An anonymous reviewer opens his or her remarks on an article I had submitted for publication in the following unintentionally hilarious fashion:
I am willing to accept the principal finding in this paper (food price levels matter more than price volatility in driving social unrest), in part because others (e.g., Bellemere [sic]) have drawn a similar conclusion.
It’s that time of the year again, when graduate students who are about to enter their final year in economics and related disciplines are getting ready to go on the job market.
Going on the job market is a harrowing experience for most people, however, so I thought I should help job-market candidates by sharing my advice.
This post is the second in a series of three. Today, I’d like to discuss what it’s like to interview at the annual meetings, and how you should prepare for it. The next installment will be posted in late fall and will cover on-campus interviews. Continue reading

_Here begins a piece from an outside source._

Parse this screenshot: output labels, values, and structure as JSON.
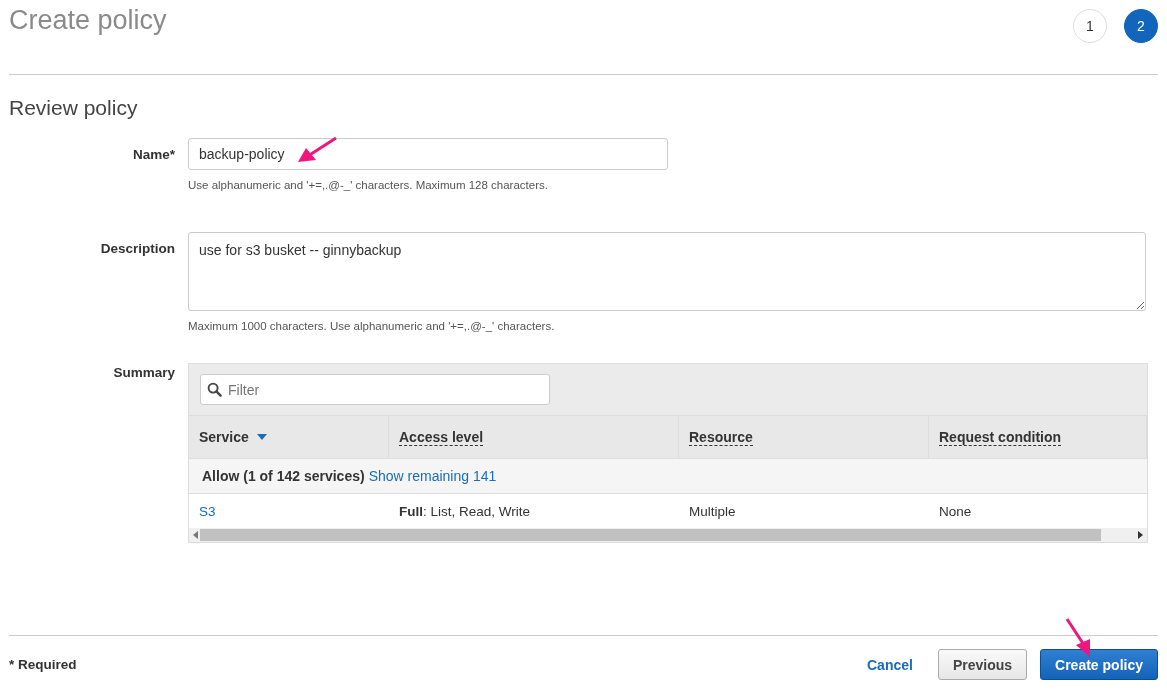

As most readers of this blog know, I will be joining the Department of Applied Economics at University of Minnesota in a few weeks. Today is the day we drive off to the Upper Midwest. As such — and following Kim’s example — this is as good a time as any for me to take stock of what I’ll miss in what was, for better or for worse, my hometown for the past seven years, and the place where I’ve lived the longest after my hometown of Montreal. Continue reading
I am off to Washington, DC this weekend for the annual meeting of the Agricultural and Applied Economics Association (AAEA). I suspect many readers of this blog will be at the AAEA meeting. If you see me there, please come and say hi.
Once I am back from DC, my wife, our two dogs, and I will spend three days driving from Durham, NC to our new home in Saint Paul, MN. As a consequence, there will no new posts until August 19. See you on the other side!
Much like the content of Monday’s post, this has been in my “to-blog” file ever since I went on sabbatical in Belgium in 2009-2010 and read The Swiss Family Robinson, a book rich in social science content.
The following is from the original 1816 English translation, chapter 18. The emphasis is mine.
As we walked along, Fritz asked me if this handsome shell was of the kind so much valued in Europe for making into boxes, combs, &c.? and if it was not a pity to use it for a water-tub?
I replied that in our deserted situation the utility of a thing formed its greatest, and indeed only value. According to this way of reasoning then, were your water-tub of diamonds, it would be of no more worth to us than the rudest stone, if in such a form as to be able to contain water.